How Have Devastating Hurricanes Affected Rum?
After one of the most destructive hurricane seasons on record, Caribbean rum producers may have to prepare for worse to come. The Spirits Business speaks to some of the biggest players in the region.
Puerto Rico is also home to Bacardi’s giant distillery on the north coast, opposite the capital of San Juan, where it produces 80% of all its rum. “The fact that we were up and running a week after the hurricanes passed through the island is a testament to the fact we were ready for them,” says Ignacio del Valle, Bacardi’s regional president for Latin America and Caribbean. As one of the first to arrive there after Irma, on a corporate humanitarian aid flight, he found the biggest challenge was logistics, from the lack of power to finding fuel for employees so they could get to and from work.
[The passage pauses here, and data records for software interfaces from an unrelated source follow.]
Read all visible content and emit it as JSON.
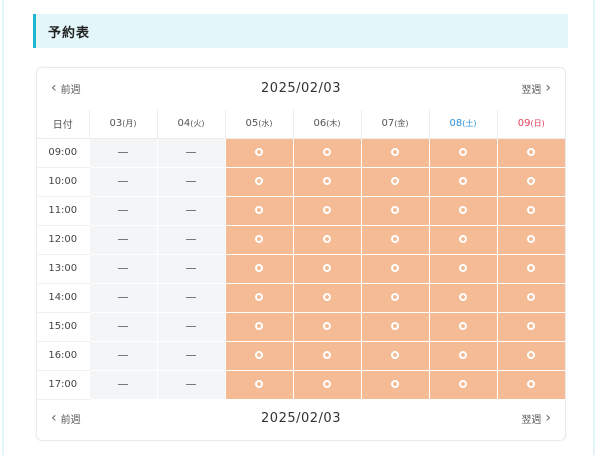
{
  "section": {
    "title": "予約表"
  },
  "calendar": {
    "prev_label": "前週",
    "next_label": "翌週",
    "current_date": "2025/02/03",
    "corner_label": "日付",
    "days": [
      {
        "date": "03",
        "dow": "(月)",
        "type": "weekday"
      },
      {
        "date": "04",
        "dow": "(火)",
        "type": "weekday"
      },
      {
        "date": "05",
        "dow": "(水)",
        "type": "weekday"
      },
      {
        "date": "06",
        "dow": "(木)",
        "type": "weekday"
      },
      {
        "date": "07",
        "dow": "(金)",
        "type": "weekday"
      },
      {
        "date": "08",
        "dow": "(土)",
        "type": "sat"
      },
      {
        "date": "09",
        "dow": "(日)",
        "type": "sun"
      }
    ],
    "times": [
      "09:00",
      "10:00",
      "11:00",
      "12:00",
      "13:00",
      "14:00",
      "15:00",
      "16:00",
      "17:00"
    ],
    "availability": [
      "unavailable",
      "unavailable",
      "available",
      "available",
      "available",
      "available",
      "available"
    ],
    "unavailable_mark": "—",
    "available_mark": "◯",
    "colors": {
      "accent": "#1fb7cf",
      "available_bg": "#f4bb94",
      "unavailable_bg": "#f4f5f7",
      "saturday": "#2d8fd6",
      "sunday": "#e0405a"
    }
  }
}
The distillery itself was unscathed but for the odd smashed window and toppled palm tree, and there was no damage to stocks. “Incredibly, we didn’t lose a single barrel,” he said.
Asked if this year’s freak conditions might become the norm, del Valle answers: “I don’t know if I can predict the weather patterns in the future, but we do have contingency plans in all our plants, whether it’s for hurricanes, earthquakes or floods.” Like many rum producers, including Diageo and Beam Suntory, Bacardi has given generously to disaster relief, donating US$3 million in the wake of Irma and Maria. In Puerto Rico, Bacardi’s swift return to production “sent a message to other industries to get back on their feet”, claims del Valle.